Enter the Wanderer with apologies to Bruce Lee…

Sounds sort of like a bad Bruce Lee film, doesn’t it? But, there are no flying fists, no crouching tigers, no leaping lizards, none of that stuff…just good old Newfoundland and its’ people.

I’m now ensconced on the small island of Ramea and have started to walk around the island, it IS small, and photograph. One of the first things I noticed on the ferry on my way in, is a collapsed fish processing plant, a fishery. It collapsed physically, but it is as good as any symbol of what has happened to the fishing industry. I could not have asked for a better opportunity to illustrate what has happened here. But Ramea is so much more than that, though its’ fate remains so tied to it.

Rendering of a fishery.

As  I mentioned earlier, one passes through a beautiful archipelago on the way in. It was so unexpected as to create a disconnect. “Hello, that number you’re calling is no longer in service.” That’s how I felt. In my modest research over the years, I believed that one found archipelagos in Japan, Indonesia, Scotland even. But Newfoundland, really? Oh, yeah. Yes, Toto, this isn’t Kansas anymore.

Ramea itself is a small, quaint even, little island if not for the oil tank graveyard I was currently photographing. I’ll tell you right now though, there are no photographs of those in this part of this journey. While I tip-toed around the tanks, respectfully trying not to wake them, I came up on a local who in true Newfoundland tradition was more than happy to talk with me. He gave me a little current history of the island and some recommendations: there was an ocean walk to take – check; don’t miss the wind turbine farm – check; Red’s Lounge – check and double check (can’t miss that!); the Anglican Church – check, but on Sunday of course; supermarket – check; and other places that were meaningless to me at the time.

I was into my wandering big time now. As I’ve written earlier, there I was taking pictures of nothing and really loving it.

Abducted by sea turtles AND the talk of the town.

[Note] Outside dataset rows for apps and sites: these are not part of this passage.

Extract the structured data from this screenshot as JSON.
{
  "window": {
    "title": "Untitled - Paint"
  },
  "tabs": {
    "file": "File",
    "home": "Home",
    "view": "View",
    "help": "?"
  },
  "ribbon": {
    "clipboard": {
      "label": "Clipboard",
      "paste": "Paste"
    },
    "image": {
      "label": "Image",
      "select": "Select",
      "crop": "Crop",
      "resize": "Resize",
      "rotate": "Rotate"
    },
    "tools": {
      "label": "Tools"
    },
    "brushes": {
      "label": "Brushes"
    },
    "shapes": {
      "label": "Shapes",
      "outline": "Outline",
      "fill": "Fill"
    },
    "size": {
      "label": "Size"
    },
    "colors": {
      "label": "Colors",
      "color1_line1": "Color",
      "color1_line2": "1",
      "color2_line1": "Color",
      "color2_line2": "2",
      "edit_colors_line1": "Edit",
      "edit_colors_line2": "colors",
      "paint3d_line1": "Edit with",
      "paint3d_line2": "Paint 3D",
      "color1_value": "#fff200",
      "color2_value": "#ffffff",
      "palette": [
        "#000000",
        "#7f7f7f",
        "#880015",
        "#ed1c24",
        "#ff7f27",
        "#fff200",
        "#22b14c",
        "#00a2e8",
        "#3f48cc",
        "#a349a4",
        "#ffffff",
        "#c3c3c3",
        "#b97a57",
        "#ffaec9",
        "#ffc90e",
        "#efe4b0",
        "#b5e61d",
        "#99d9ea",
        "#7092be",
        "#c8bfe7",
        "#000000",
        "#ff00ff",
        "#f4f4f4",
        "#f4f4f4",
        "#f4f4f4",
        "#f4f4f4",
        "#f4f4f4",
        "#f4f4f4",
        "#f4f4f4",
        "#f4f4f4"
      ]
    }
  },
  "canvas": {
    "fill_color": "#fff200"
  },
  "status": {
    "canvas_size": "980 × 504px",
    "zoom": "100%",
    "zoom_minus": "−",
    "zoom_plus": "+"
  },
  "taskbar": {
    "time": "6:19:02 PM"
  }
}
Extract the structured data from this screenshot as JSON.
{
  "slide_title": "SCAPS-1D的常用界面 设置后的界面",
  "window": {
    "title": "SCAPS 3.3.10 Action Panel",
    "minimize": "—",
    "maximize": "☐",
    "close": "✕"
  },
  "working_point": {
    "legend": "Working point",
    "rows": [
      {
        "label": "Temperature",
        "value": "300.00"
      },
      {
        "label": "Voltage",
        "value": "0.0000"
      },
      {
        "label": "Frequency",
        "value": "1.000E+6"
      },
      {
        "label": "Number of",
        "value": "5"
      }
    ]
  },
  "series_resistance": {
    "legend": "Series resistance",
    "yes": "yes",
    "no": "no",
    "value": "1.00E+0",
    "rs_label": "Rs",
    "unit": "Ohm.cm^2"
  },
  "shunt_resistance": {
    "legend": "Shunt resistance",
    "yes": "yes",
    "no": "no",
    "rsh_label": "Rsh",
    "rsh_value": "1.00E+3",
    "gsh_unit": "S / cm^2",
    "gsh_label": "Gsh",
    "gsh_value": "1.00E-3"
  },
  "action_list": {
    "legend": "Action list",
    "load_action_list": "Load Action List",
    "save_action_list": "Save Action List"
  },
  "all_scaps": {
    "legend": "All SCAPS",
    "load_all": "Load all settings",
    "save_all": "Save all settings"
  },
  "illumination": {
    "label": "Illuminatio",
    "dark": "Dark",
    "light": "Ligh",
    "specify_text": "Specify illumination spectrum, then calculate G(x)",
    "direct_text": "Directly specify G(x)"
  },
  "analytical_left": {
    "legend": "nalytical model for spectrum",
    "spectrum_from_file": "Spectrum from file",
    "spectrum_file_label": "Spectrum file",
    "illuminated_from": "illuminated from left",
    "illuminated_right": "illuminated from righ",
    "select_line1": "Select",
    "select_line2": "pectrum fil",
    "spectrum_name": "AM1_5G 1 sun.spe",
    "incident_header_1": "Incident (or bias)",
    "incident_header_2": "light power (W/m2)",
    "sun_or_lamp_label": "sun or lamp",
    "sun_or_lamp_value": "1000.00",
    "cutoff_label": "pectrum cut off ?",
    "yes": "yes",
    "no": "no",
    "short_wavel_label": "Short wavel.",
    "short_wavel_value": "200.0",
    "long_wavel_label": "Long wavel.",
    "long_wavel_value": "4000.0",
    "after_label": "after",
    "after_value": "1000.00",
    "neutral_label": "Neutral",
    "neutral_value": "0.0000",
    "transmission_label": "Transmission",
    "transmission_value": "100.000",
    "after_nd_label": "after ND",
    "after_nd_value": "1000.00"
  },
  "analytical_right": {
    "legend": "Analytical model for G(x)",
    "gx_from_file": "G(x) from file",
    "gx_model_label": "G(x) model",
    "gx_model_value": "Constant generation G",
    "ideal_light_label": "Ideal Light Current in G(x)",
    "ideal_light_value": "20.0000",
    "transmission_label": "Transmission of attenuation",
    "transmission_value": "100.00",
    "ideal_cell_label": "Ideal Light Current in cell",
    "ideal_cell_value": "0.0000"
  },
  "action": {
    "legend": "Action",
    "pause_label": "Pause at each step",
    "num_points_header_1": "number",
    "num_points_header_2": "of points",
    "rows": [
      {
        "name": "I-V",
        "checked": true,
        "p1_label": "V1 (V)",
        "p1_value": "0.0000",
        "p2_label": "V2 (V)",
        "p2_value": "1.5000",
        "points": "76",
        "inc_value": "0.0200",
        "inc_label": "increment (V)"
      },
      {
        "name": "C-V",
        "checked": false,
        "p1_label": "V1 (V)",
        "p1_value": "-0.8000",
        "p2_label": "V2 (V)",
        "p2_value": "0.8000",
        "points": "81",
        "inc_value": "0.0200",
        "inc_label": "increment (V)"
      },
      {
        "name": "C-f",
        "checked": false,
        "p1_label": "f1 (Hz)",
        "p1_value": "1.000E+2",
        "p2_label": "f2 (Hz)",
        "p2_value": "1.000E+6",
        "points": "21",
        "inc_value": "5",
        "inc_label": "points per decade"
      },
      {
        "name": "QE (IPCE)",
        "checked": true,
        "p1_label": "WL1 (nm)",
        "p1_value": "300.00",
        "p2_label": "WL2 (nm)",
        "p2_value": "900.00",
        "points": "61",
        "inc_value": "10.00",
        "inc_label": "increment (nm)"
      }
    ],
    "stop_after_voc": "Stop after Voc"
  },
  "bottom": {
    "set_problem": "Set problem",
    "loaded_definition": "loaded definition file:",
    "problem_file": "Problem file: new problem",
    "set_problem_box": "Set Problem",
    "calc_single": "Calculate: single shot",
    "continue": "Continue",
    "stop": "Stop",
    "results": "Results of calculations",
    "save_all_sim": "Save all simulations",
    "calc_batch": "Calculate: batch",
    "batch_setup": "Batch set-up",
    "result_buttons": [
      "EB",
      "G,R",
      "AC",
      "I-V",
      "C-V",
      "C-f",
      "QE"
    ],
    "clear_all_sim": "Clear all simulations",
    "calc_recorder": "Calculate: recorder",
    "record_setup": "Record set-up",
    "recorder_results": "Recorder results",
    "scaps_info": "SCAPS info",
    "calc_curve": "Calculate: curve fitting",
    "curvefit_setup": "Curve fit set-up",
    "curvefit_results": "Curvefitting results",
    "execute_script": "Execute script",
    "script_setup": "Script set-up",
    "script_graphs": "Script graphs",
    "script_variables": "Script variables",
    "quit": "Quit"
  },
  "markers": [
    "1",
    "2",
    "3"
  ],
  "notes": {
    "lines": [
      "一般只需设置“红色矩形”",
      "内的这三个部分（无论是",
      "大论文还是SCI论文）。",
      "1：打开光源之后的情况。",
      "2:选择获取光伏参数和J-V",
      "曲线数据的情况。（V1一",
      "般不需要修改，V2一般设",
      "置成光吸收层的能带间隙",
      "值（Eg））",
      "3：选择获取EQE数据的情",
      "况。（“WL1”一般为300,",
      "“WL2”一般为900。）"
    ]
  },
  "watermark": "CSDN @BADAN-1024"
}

With all apologies to the bard (Ramea, O’ Ramea, where art thou O’ Ramea?), Ramea is a small island off the southern coast of Newfoundland and I arrived safely on the good ship (well, ferry) Gallipoli. For those who may be history minded, Gallipoli is the name of a horrible battle in World War I in which allied soldiers were brutally massacred because of an incredibly dumb decision. It was also a movie starring the then uncontroversial and better-looking actor Mel Gibson. And Gallipoli was the boat of which I just got off! Should I have read something into that? Time enough to ponder as I’ll be getting back on it to return to the Newfoundland mainland in a few days.

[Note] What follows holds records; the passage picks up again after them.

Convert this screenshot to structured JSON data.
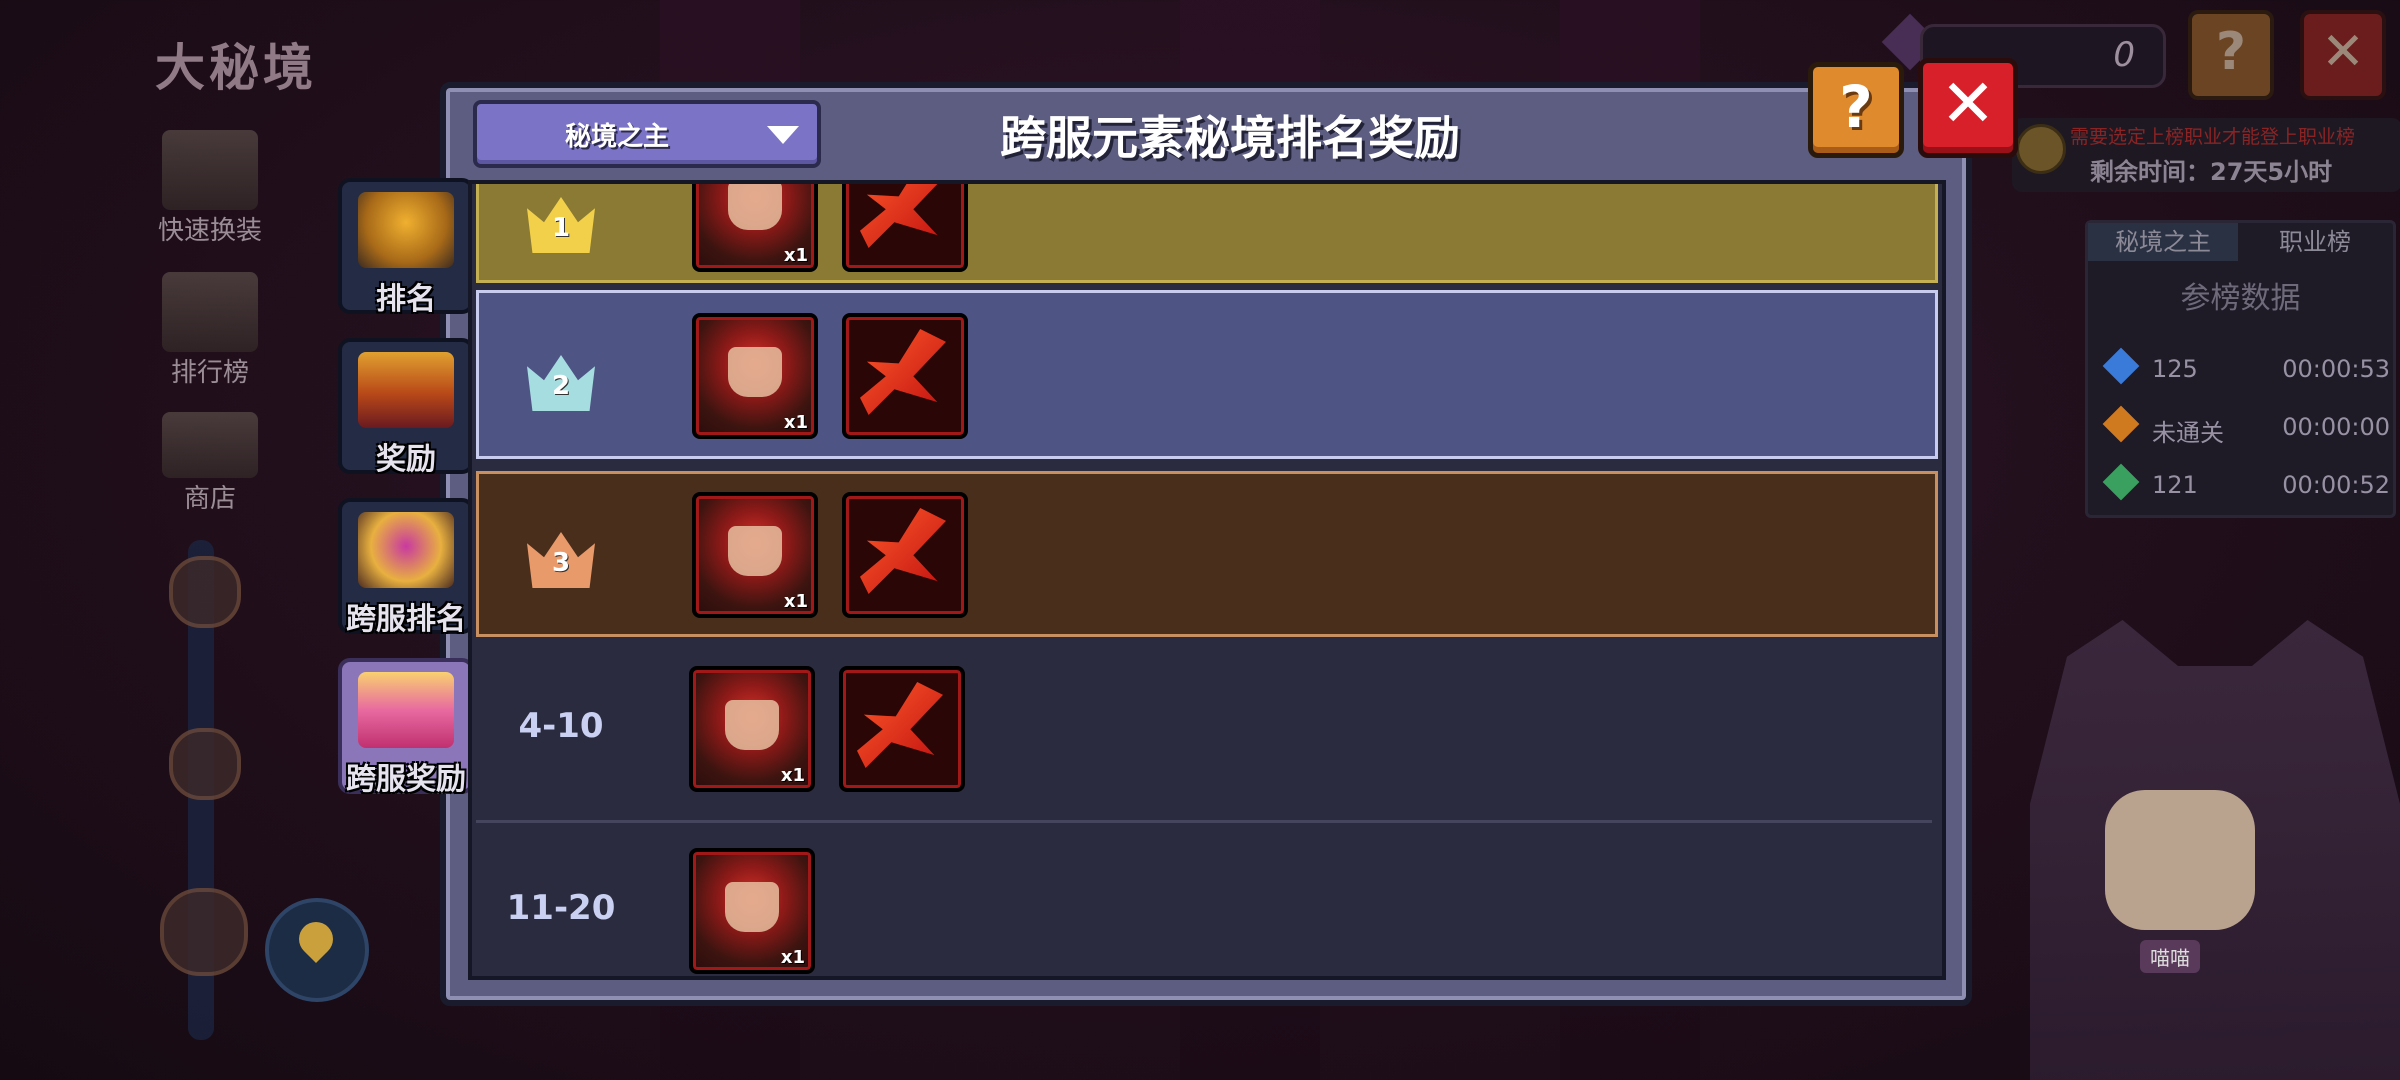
{
  "app": {
    "page_title": "大秘境",
    "currency_value": "0",
    "help_glyph": "?",
    "close_glyph": "✕"
  },
  "bg_menu": {
    "items": [
      {
        "label": "快速换装",
        "icon": "armor-icon"
      },
      {
        "label": "排行榜",
        "icon": "trophy-icon"
      },
      {
        "label": "商店",
        "icon": "shop-icon"
      }
    ]
  },
  "right_panel": {
    "notice": "需要选定上榜职业才能登上职业榜",
    "remaining_time": "剩余时间：27天5小时",
    "tabs": [
      "秘境之主",
      "职业榜"
    ],
    "stats_title": "参榜数据",
    "stats": [
      {
        "value": "125",
        "time": "00:00:53",
        "color": "#3a7ad8"
      },
      {
        "value": "未通关",
        "time": "00:00:00",
        "color": "#d07a20"
      },
      {
        "value": "121",
        "time": "00:00:52",
        "color": "#3aa060"
      }
    ],
    "npc_label": "喵喵"
  },
  "side_tabs": [
    {
      "label": "排名",
      "icon": "trophy-icon",
      "active": false
    },
    {
      "label": "奖励",
      "icon": "chest-icon",
      "active": false
    },
    {
      "label": "跨服排名",
      "icon": "cross-server-trophy-icon",
      "active": false
    },
    {
      "label": "跨服奖励",
      "icon": "cross-server-chest-icon",
      "active": true
    }
  ],
  "modal": {
    "dropdown_value": "秘境之主",
    "title": "跨服元素秘境排名奖励",
    "help_glyph": "?",
    "close_glyph": "✕"
  },
  "rewards": [
    {
      "rank": "1",
      "style": "gold",
      "items": [
        {
          "type": "hero",
          "qty": "x1"
        },
        {
          "type": "weapon",
          "qty": ""
        }
      ]
    },
    {
      "rank": "2",
      "style": "silver",
      "items": [
        {
          "type": "hero",
          "qty": "x1"
        },
        {
          "type": "weapon",
          "qty": ""
        }
      ]
    },
    {
      "rank": "3",
      "style": "bronze",
      "items": [
        {
          "type": "hero",
          "qty": "x1"
        },
        {
          "type": "weapon",
          "qty": ""
        }
      ]
    },
    {
      "rank": "4-10",
      "style": "plain",
      "items": [
        {
          "type": "hero",
          "qty": "x1"
        },
        {
          "type": "weapon",
          "qty": ""
        }
      ]
    },
    {
      "rank": "11-20",
      "style": "plain",
      "items": [
        {
          "type": "hero",
          "qty": "x1"
        }
      ]
    }
  ],
  "colors": {
    "gold_row": "#8a7a34",
    "silver_row": "#4e5584",
    "bronze_row": "#4a2e1c",
    "plain_row": "#2a2b3e",
    "dropdown": "#7b73c6",
    "help_button": "#e08a2e",
    "close_button": "#d8202a"
  }
}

Approaching Ramea, one travels though a beautiful though unexpected archipelago. It was a wonderful greeting. The only thing missing were giant sea turtles, but for all I knew they may have been laying in wait to ambush me and make mock-Bruce soup. Hey, it could happen.

This was going to be very cool. Ramea is a very small island, populated by about 600 people. At it’s peak in the early 1970’s, it had about double that, but when the fish were gone, half the populace followed. Yet, it holds on. There is a music festival, like so many other Newfoundland outports, in August. And there are a number of outdoor activities in which one can indulge. The electricity is furnished by a small wind turbine farm. OK, so much for the Chamber of Commerce business.

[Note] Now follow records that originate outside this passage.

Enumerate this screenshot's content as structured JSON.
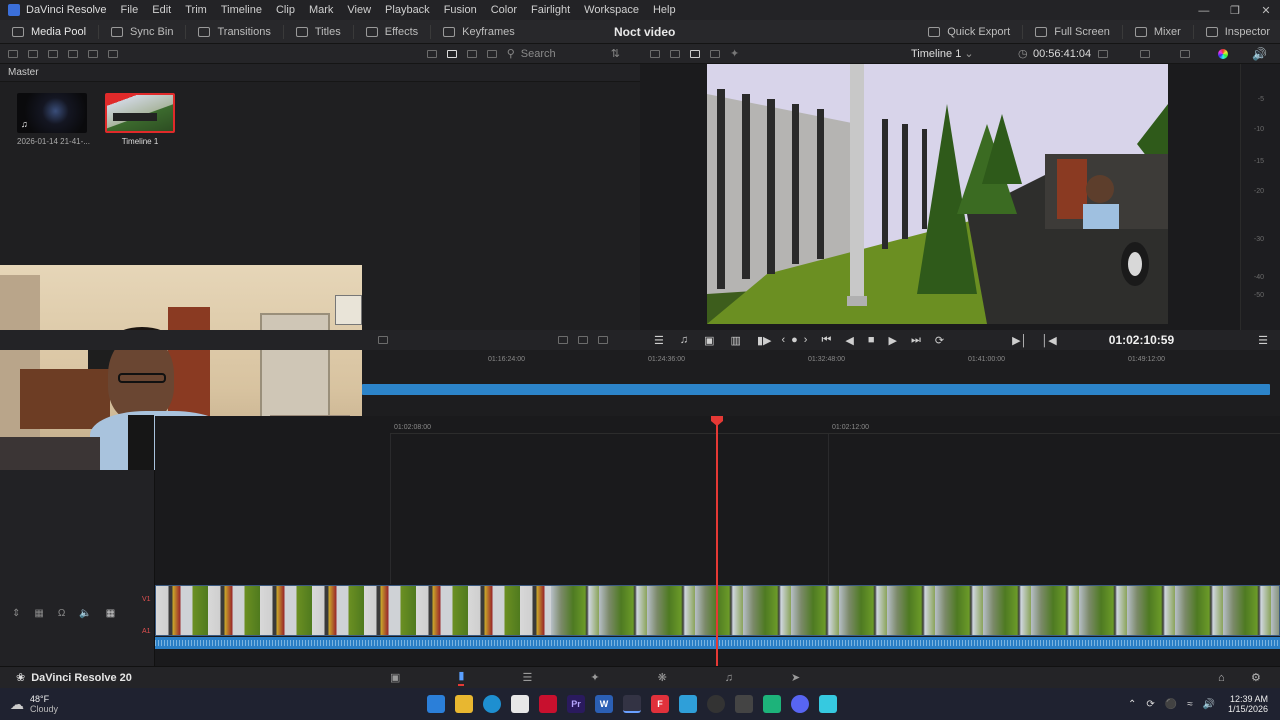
{
  "titlebar": {
    "app_name": "DaVinci Resolve",
    "menu": [
      "File",
      "Edit",
      "Trim",
      "Timeline",
      "Clip",
      "Mark",
      "View",
      "Playback",
      "Fusion",
      "Color",
      "Fairlight",
      "Workspace",
      "Help"
    ],
    "window_controls": [
      "minimize-icon",
      "restore-icon",
      "close-icon"
    ]
  },
  "toolbar": {
    "left": [
      {
        "label": "Media Pool",
        "icon": "media-pool-icon"
      },
      {
        "label": "Sync Bin",
        "icon": "sync-bin-icon"
      },
      {
        "label": "Transitions",
        "icon": "transitions-icon"
      },
      {
        "label": "Titles",
        "icon": "titles-icon"
      },
      {
        "label": "Effects",
        "icon": "effects-icon"
      },
      {
        "label": "Keyframes",
        "icon": "keyframes-icon"
      }
    ],
    "project_title": "Noct video",
    "right": [
      {
        "label": "Quick Export",
        "icon": "quick-export-icon"
      },
      {
        "label": "Full Screen",
        "icon": "full-screen-icon"
      },
      {
        "label": "Mixer",
        "icon": "mixer-icon"
      },
      {
        "label": "Inspector",
        "icon": "inspector-icon"
      }
    ]
  },
  "media_pool": {
    "search_placeholder": "Search",
    "bin_name": "Master",
    "clips": [
      {
        "name": "2026-01-14 21-41-...",
        "type": "audio-video"
      },
      {
        "name": "Timeline 1",
        "type": "timeline"
      }
    ]
  },
  "viewer": {
    "timeline_name": "Timeline 1",
    "duration": "00:56:41:04",
    "current_timecode": "01:02:10:59",
    "meter_scale": [
      "-5",
      "-10",
      "-15",
      "-20",
      "-30",
      "-40",
      "-50"
    ]
  },
  "timeline": {
    "upper_ruler": [
      "01:16:24:00",
      "01:24:36:00",
      "01:32:48:00",
      "01:41:00:00",
      "01:49:12:00"
    ],
    "lower_ruler": [
      "01:02:08:00",
      "01:02:12:00"
    ],
    "tracks": {
      "video": "V1",
      "audio": "A1"
    }
  },
  "page_nav": {
    "brand": "DaVinci Resolve 20",
    "pages": [
      "media-page-icon",
      "cut-page-icon",
      "edit-page-icon",
      "fusion-page-icon",
      "color-page-icon",
      "fairlight-page-icon",
      "deliver-page-icon"
    ],
    "active_index": 1
  },
  "taskbar": {
    "weather_temp": "48°F",
    "weather_desc": "Cloudy",
    "time": "12:39 AM",
    "date": "1/15/2026",
    "apps": [
      "start-icon",
      "file-explorer-icon",
      "edge-icon",
      "store-icon",
      "mcafee-icon",
      "premiere-icon",
      "word-icon",
      "resolve-icon",
      "tf-icon",
      "notepad-icon",
      "obs-icon",
      "calculator-icon",
      "app-icon",
      "discord-icon",
      "notes-icon"
    ]
  },
  "colors": {
    "accent_blue": "#2c84c9",
    "playhead_red": "#e53935",
    "panel_bg": "#1f1f21"
  }
}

As I’ve come to learn and appreciate and obsessively seek out, the best activity of all in Newfoundland is talking and partying with Newfoundlanders, everywhere! And that more than anything would define this part of the journey. Oh, the photographs would be taken. And with the certainty of only those of the pure of heart and who sleep like babies, I knew they would be good. I didn’t really, I hoped they would be good. But I’m rambling. The beer would be drunk, but not I, oh, no! Moose what would be eaten. Sorry, Squirrel. More on that later,

I checked into the B&B on Ramea, unpacked, and then started out on which was to be my newest adventure. Without giving too much away, must be frugal with my words here, I was to see clothes-lines, coffins, windmills, hand-painted signs, a bar, so much more and unbeknownst to me at the time, become the talk of the island.